(Records from a data source)

=== Begin Enclosure ===

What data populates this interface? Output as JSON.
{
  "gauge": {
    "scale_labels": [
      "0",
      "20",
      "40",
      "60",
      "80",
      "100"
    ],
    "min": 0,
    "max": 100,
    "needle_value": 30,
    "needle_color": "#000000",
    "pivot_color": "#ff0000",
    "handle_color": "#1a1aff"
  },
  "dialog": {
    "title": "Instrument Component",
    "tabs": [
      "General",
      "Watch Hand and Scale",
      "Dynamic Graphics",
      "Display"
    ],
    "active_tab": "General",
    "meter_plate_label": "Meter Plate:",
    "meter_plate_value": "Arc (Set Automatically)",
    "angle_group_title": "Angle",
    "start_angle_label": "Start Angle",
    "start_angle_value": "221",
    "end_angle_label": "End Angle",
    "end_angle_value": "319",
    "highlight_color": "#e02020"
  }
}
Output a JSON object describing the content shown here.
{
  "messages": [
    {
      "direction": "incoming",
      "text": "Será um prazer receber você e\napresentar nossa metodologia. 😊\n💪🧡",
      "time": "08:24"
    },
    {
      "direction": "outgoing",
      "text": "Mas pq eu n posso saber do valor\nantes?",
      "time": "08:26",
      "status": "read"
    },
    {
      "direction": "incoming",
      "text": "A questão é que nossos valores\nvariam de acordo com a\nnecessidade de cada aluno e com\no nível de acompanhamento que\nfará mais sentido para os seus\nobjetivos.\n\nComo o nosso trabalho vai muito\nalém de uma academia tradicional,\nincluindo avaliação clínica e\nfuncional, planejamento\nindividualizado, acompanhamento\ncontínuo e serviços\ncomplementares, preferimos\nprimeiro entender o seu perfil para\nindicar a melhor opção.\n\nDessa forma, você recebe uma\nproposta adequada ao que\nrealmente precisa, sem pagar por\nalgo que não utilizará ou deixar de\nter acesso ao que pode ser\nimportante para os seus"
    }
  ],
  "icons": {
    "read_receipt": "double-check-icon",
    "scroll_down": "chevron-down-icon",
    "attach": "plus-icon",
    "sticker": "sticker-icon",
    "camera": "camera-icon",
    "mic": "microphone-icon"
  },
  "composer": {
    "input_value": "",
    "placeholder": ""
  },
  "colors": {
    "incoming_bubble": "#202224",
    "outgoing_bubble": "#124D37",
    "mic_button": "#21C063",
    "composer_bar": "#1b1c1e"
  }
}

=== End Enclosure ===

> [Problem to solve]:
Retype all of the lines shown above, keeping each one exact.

> [Written answer]:
What data populates this interface? Output as JSON.
{
  "gauge": {
    "scale_labels": [
      "0",
      "20",
      "40",
      "60",
      "80",
      "100"
    ],
    "min": 0,
    "max": 100,
    "needle_value": 30,
    "needle_color": "#000000",
    "pivot_color": "#ff0000",
    "handle_color": "#1a1aff"
  },
  "dialog": {
    "title": "Instrument Component",
    "tabs": [
      "General",
      "Watch Hand and Scale",
      "Dynamic Graphics",
      "Display"
    ],
    "active_tab": "General",
    "meter_plate_label": "Meter Plate:",
    "meter_plate_value": "Arc (Set Automatically)",
    "angle_group_title": "Angle",
    "start_angle_label": "Start Angle",
    "start_angle_value": "221",
    "end_angle_label": "End Angle",
    "end_angle_value": "319",
    "highlight_color": "#e02020"
  }
}
Output a JSON object describing the content shown here.
{
  "messages": [
    {
      "direction": "incoming",
      "text": "Será um prazer receber você e\napresentar nossa metodologia. 😊\n💪🧡",
      "time": "08:24"
    },
    {
      "direction": "outgoing",
      "text": "Mas pq eu n posso saber do valor\nantes?",
      "time": "08:26",
      "status": "read"
    },
    {
      "direction": "incoming",
      "text": "A questão é que nossos valores\nvariam de acordo com a\nnecessidade de cada aluno e com\no nível de acompanhamento que\nfará mais sentido para os seus\nobjetivos.\n\nComo o nosso trabalho vai muito\nalém de uma academia tradicional,\nincluindo avaliação clínica e\nfuncional, planejamento\nindividualizado, acompanhamento\ncontínuo e serviços\ncomplementares, preferimos\nprimeiro entender o seu perfil para\nindicar a melhor opção.\n\nDessa forma, você recebe uma\nproposta adequada ao que\nrealmente precisa, sem pagar por\nalgo que não utilizará ou deixar de\nter acesso ao que pode ser\nimportante para os seus"
    }
  ],
  "icons": {
    "read_receipt": "double-check-icon",
    "scroll_down": "chevron-down-icon",
    "attach": "plus-icon",
    "sticker": "sticker-icon",
    "camera": "camera-icon",
    "mic": "microphone-icon"
  },
  "composer": {
    "input_value": "",
    "placeholder": ""
  },
  "colors": {
    "incoming_bubble": "#202224",
    "outgoing_bubble": "#124D37",
    "mic_button": "#21C063",
    "composer_bar": "#1b1c1e"
  }
}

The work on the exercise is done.